Sant’Erasmo reflects the Lagoon’s long agricultural history: This is a rather sprawling island, of the same size as Venice (the Rivo Alto island group). There are wild gardens amidst blackberry hedges, sorrel, wild chamomile and portulaca, artichoke fields, and there are greenhouses to grow vegetables all year long, and of course, the vineyards.
A bit further to the north from Sant’Erasmo, the golden Doge’s wine grows on the Venissa estate on the island of Marzzorbo. The first vendemmia (grape harvest) took place in 2010 after eight years of research and experimenting. The Bisol family, supported by Regione del Veneto, cultivates ancient vines rediscovered here by chance in the wild gardens of the northern Lagoon:
It wasn’t just any wine, but the one for which Venice was famous for during the times of the Republic, l’uva Dorona, from which il vino d’oro, the golden Doge’s wine, is made from.
You can see the golden Doge’s wine in an image I took during one of our culinary retreats at Venissa’s. What a pleasure and adventure tasting this wine after six hundred years!
The golden wine has the color of honey and tastes like nectar and amber with a flowery – muscat bouquet. Just right with risotto all’uva e salicornia – sweet-sour grapes and salicornia herb risotto that my grandfather used to make when he was young. We’ll share this recipe, and more wine stories of the Lagoon, in our upcoming Autumn in Venice online cooking class!
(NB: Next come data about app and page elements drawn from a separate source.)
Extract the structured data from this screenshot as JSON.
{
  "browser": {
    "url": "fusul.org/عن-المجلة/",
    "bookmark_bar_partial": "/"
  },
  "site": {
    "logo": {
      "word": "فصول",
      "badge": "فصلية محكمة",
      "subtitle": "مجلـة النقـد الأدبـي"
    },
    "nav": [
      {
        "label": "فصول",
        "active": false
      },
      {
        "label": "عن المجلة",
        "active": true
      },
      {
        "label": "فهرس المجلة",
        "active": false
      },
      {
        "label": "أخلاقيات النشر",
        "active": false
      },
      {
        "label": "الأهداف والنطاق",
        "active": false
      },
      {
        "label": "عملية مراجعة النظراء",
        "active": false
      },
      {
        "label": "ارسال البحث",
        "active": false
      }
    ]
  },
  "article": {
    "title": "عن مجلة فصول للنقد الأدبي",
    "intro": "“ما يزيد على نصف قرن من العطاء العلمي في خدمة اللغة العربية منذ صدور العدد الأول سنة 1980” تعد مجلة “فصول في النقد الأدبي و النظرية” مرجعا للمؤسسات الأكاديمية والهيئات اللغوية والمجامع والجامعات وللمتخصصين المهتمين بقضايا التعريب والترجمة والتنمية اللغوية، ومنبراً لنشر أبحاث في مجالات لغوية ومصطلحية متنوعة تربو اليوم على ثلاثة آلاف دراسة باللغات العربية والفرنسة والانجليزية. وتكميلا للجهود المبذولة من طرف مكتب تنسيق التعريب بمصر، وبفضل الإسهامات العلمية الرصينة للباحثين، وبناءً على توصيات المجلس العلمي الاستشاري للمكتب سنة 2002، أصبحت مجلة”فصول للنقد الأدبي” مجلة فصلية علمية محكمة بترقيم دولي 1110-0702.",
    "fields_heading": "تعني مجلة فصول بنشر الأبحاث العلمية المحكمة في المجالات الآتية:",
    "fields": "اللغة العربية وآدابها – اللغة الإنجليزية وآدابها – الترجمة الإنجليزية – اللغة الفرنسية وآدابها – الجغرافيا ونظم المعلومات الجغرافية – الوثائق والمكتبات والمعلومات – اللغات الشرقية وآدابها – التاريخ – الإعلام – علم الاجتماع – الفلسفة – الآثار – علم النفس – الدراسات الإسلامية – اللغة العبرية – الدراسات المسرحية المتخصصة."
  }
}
We’ll also cover the forgotten garden islands located off Torcello and you’ll see how each part of the Lagoon fulfilled a purpose. These aren’t islands “orbiting around Venice”. On the contrary, Venice has always depended on them to survive.